“To best protect our residents, employees, and visitors, all Enlivant employees at your Community must be vaccinated. Therefore, we cannot grant an accommodation of remaining unvaccinated,” the email states. “Because we are unable to accommodate you, please be advised that we will begin recruiting for your role. As such, we may administratively end the employment relationship on or before June 1, 2021.”
Fisher is upset, but will not compromise her principles. Her plan was to let Enlivant fire her.
“We have a freedom of choice in this country. That’s what our forefathers fought and died for, and right now I think it’s being taken away from us with this vaccine,” Fisher said. “I wouldn’t do anything to jeopardize my residents’ health and safety and that’s not my intention of not taking the vaccine.”
Fisher thinks wearing masks and gloves at work should be sufficient.
But Enlivant disagrees. The human resources email says being unvaccinated is too risky and leading authorities say the vaccines are the best way to stop the spread of the coronavirus. Health and safety is key, said Ross, Enlivant’s spokesperson.
“As a healthcare company, we provide direct care to vulnerable senior residents, who trust us to provide a safe and healthy living environment,” Ross said. “We are equally dedicated to providing a safe and healthy work environment for our valued employees. These are our first priorities and the COVID vaccine is key to ensuring those priorities.”
As June 1 loomed, Fisher remained steadfast in her decision to let the company fire her.

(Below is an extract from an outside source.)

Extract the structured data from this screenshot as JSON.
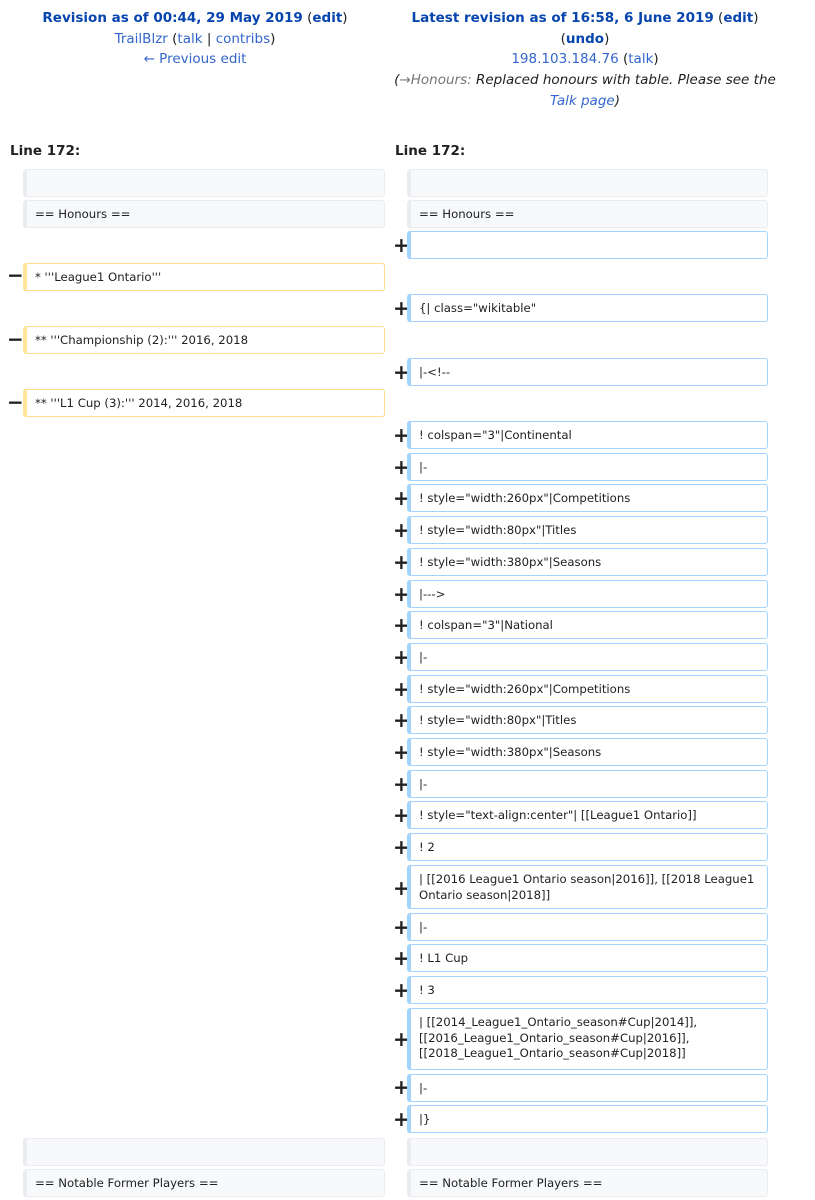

That changed Friday. Human resources sent her another email, explaining they were extending the immunization deadline to Aug. 1. She could potentially work for Enlivant for another two months instead of just 10 days.
But that won’t be happening. Fisher will quit instead. She has a new job that starts June 8.
Follow Holly Meyer on Twitter: @HollyAMeyer.